I drive a Lexus but I don’t live in a Lexus world. My clothes and home furnishings are mostly hand-me-downs. The rusty-red hued shag carpet has endured many a footfall in its 30+ years on the floor. We bring stacks of books home from the public library instead of buying them at the bookstore. When it’s time to change the oil on the afore mentioned Lexus, I wait for a coupon so I can take it into Oil and Toil (not the real name).
We purchased the car when it was 5 years old from a woman who wanted a hybrid, so I didn’t even know where the Lexus dealer was when I received a recall notice for a minor repair. After doing a little research, I found the closest dealer and was genuinely welcomed by a friendly employee. After checking in, he led me to a leather sofa where I could correct math tests for the next hour and a half or so. He invited me to help myself to the coffee, tea, pastries, water and juices before making his way back, past the sparkling saltwater tank (where I found Nemo), March Madness on the big screen, and beautifully groomed, suited salesmen.
I sunk into the comfortable couch and thought, “I could get used to this.”
I had finished my coffee, the math tests, and was deeply engrossed in my book when I saw him returning. “I’m sorry this is taking longer than I said it would.

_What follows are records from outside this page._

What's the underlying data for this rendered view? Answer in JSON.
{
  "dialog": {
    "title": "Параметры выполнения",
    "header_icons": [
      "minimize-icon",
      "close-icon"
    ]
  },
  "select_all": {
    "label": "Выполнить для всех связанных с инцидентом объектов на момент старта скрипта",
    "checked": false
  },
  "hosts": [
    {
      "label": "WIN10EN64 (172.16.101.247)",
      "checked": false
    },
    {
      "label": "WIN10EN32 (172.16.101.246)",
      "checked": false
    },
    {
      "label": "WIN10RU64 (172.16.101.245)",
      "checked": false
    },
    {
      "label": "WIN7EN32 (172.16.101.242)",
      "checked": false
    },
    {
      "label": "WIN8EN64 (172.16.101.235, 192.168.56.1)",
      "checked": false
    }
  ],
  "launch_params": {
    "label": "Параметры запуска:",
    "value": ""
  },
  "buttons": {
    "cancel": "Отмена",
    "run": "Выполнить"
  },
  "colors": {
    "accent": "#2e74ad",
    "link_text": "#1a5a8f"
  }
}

If you can give me 10 more minutes I’ll have it washed for you and fill it up with gas.”
“Who would say no to that?” I wondered.
As I drove home, I kept thinking about my experience and wondering how it might translate into education. How does entrance into our schools provide students with a glimpse into a world they might not live in?
· *Two meals a day! I could get used to this.
· *Learning can be fun? I could get used to this.
· *My teacher thinks I’m smart. I could get used to this.
One of my students told me daily for a couple weeks that I was nice. She switched it up in week 3 saying, “Mrs. Sabo, I like how you treat us.” I hunkered down and asked her to explain. What she was essentially saying was… kindness feels good - and she could get used to it.
As teachers, we can provide our students with a glimpse into a world they can truly be part of, one of academic success and outstanding character. It is a profound responsibility. Let’s let our classrooms become their Lexus experience.